Quantcast

Coldplay Delays Touring to Develop Environmentally ‘Beneficial’ Concerts

Business
Coldplay playing at Stade de France in Paris in July 2017. Raph_PH / Wikipedia / CC BY 2.0

Coldplay is releasing a new album on Friday, but the release will not be followed by a world tour.


The reason? The climate crisis.

"We're not touring this album," frontman Chris Martin told BBC News Thursday. "We're taking time over the next year or two, to work out how our tour can not only be sustainable [but] how can it be actively beneficial."

To mark the release of its new album Everyday Life, the band will play two concerts at sunrise and sunset in Jordan Friday, which will be streamed live on YouTube.

The band will also play one show at the Natural History Museum in London Nov. 25 and donate all the proceeds to environmental law charity ClientEarth, according to The Guardian.

Then, it's time to brainstorm. Martin told BBC News what the band hoped to achieve:

Our next tour will be the best possible version of a tour like that environmentally. We would be disappointed if it's not carbon neutral.

The hardest thing is the flying side of things. But, for example, our dream is to have a show with no single use plastic, to have it largely solar powered.

We've done a lot of big tours at this point. How do we turn it around so it's no so much taking as giving?

Live music emits 405,000 tonnes (approximately 446,000 U.S. tons) of greenhouse gases in the UK every year, according to figures reported by BBC News. It is estimated that U2 emitted the equivalent of a return trip to Mars when it took a large claw structure on tour in 2009.

"The more shows you have, the more environmental impact it has," Creative Artists Agency co-founder Emma Banks told BBC Music Wednesday. "We need to think more about how we can actually not create the problem in the first place."

Coldplay isn't the first band to try and reduce its touring footprint, BBC News pointed out. Radiohead has switched from traditional to LED spotlights, U2 has started recycling guitar strings and using hydrogen fuel cells and The 1975 has stopped selling merchandise and donates a UK pound to One Tree Planted for every ticket it sells.

U.S. artists are also working to green their acts. Billie Eilish has promised to make her tour, beginning next March, "as green as possible" by banning plastic straws, including recycling facilities and encouraging attendees to bring their own reusable water bottles, The Guardian reported. She will also travel with the "Billie Eilish Eco-Village," where fans can learn how they contribute to the climate crisis.

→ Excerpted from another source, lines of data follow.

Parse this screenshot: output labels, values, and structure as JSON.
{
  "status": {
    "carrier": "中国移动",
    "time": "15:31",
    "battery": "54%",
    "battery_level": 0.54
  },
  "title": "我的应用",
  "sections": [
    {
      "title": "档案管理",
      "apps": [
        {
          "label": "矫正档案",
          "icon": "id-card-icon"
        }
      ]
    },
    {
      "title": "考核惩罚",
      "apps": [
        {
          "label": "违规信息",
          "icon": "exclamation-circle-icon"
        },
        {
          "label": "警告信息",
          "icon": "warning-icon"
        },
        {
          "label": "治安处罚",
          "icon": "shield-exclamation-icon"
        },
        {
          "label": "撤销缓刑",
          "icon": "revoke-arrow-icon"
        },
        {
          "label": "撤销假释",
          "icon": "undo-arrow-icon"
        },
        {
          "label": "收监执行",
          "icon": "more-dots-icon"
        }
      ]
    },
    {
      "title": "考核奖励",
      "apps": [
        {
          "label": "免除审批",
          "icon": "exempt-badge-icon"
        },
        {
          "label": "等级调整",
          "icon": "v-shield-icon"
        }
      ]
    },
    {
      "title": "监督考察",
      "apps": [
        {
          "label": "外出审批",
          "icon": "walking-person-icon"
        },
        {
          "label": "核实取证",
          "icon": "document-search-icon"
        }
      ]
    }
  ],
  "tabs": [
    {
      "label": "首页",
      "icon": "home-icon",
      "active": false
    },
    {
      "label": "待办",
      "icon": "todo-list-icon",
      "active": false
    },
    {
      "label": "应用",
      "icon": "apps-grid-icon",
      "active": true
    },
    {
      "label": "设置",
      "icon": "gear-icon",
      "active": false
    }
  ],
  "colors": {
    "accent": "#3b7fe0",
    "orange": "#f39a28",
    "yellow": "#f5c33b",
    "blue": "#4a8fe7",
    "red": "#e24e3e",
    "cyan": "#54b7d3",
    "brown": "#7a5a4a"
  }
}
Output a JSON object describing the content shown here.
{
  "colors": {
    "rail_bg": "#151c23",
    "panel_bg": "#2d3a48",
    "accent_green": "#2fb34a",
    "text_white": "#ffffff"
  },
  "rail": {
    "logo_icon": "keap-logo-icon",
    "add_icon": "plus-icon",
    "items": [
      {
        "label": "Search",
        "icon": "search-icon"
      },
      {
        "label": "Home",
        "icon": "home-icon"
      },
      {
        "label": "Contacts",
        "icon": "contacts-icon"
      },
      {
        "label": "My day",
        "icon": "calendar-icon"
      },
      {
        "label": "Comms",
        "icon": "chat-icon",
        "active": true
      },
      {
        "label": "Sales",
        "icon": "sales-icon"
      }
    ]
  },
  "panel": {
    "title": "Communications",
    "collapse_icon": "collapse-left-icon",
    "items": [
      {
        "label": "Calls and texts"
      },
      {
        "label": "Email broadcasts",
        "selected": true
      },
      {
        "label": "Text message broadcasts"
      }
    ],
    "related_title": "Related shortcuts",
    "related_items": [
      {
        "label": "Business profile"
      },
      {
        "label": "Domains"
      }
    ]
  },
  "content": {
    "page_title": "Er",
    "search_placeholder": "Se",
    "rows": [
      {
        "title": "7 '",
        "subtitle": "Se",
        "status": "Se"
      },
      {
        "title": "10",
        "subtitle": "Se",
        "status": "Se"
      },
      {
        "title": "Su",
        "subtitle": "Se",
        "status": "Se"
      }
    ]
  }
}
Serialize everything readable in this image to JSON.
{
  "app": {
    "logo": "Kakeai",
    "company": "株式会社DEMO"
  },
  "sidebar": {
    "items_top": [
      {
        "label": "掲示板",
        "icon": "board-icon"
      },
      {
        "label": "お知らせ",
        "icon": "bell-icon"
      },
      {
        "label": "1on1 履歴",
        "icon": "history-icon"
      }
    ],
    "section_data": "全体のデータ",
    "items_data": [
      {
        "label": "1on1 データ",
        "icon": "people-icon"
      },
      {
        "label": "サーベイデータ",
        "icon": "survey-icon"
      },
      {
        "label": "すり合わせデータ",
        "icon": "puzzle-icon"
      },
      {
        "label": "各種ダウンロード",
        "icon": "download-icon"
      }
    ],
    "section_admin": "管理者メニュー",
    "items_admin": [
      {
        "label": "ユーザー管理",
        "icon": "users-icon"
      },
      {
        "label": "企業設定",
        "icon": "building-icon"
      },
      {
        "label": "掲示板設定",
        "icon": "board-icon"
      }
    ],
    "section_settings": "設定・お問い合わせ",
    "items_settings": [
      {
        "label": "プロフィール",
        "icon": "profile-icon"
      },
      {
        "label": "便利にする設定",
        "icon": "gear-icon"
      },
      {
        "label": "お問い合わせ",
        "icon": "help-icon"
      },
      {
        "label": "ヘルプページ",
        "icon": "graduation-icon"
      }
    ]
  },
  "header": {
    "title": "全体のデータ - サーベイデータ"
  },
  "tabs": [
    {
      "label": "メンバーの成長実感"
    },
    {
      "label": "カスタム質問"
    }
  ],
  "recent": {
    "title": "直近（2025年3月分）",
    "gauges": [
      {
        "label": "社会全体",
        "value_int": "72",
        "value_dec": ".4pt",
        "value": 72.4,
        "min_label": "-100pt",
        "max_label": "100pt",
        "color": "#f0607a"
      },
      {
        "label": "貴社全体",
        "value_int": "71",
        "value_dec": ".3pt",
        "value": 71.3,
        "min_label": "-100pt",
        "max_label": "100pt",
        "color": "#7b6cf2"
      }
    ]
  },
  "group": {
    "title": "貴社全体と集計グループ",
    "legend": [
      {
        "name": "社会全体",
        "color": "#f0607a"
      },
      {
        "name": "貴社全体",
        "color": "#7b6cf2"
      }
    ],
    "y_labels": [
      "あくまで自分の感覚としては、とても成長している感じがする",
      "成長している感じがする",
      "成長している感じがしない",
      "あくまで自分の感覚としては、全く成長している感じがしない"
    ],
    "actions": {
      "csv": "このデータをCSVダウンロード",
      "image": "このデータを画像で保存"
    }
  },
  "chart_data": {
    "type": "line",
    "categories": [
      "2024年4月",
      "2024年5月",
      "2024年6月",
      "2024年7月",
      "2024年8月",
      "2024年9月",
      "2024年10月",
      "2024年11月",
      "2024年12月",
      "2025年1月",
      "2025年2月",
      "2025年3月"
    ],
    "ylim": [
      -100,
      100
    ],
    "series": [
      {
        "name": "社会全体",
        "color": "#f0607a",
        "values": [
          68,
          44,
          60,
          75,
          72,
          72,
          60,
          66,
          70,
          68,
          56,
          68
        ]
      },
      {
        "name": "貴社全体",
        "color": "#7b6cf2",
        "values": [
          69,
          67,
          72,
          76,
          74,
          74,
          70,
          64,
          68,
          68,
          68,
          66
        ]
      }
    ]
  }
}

Pearl Jam has been calculating the emissions of its tours since 2003 and donating a percentage of the proceeds to environmental efforts, iNews reported. In 2018, the band offset 3,500 tons of carbon dioxide by investing in a carbon offset project in Alaska.

But BBC music reporter Mark Savage said there was something unique about Coldplay's commitment.

"Coldplay are going one step further. They don't just want to be carbon neutral, but to have tours that are 'actively beneficial' to the planet. And by putting their concerts on hold, they're giving up a huge pay day: The Head Full of Dream tour made $523m," Savage wrote. "The industry will be watching to see what solutions they come up with."

EcoWatch Daily Newsletter

Two tankers leaving the Tamborine Mountain after being held up for two hours by TM Extinction Rebellion on Dec. 6.

A school in Queensland, Australia sent a note home to parents asking them to send their children with extra water bottles since its water supply has run dry, according to the Australian Broadcasting Corporation (ABC).

Read More Show Less
European Commission President Ursula von der Leyen delivers a press statement on the European Green Deal at the EU headquarters in Brussels, Belgium on Dec. 11, 2019. Xinhua / Zheng Huansong via Getty Images

The European Commission introduced a plan to overhaul the bloc's economy to more sustainable, climate-conscious policies and infrastructure, with the goal of being carbon-neutral by 2050, according to CNBC.

Read More Show Less
Sponsored
Young activists shout slogans on stage after Greta Thunberg (not in the picture) took part in the plenary session during the COP25 Climate Conference on Dec. 11 in Madrid, Spain. Pablo Blazquez Dominguez / Getty Images

By Andrea Germanos

Young activists took over and occupied the main stage at the COP25 climate conference in Madrid, Spain Wednesday and demanded world leaders commit to far more ambitious action to address the ecological emergency.

Read More Show Less
A NASA image showing the ozone hole at its maximum extent for 2015. NASA Goddard Space Flight Center

The Montreal Protocol, a 1987 international treaty prohibiting the production of chlorofluorocarbons (CFCs) to save the ozone layer, was the first successful multilateral agreement to successfully slow the rate of global warming, according to new research. Now, experts argue that similar measures may lend hope to the climate crisis.

Read More Show Less
Example of starlings murmuration pictured in Scotland. Tanya Hart / Flickr / CC BY-SA 2.0

Police in Wales are in the midst of an unusual investigation: the sudden death of more than 200 starlings.

Read More Show Less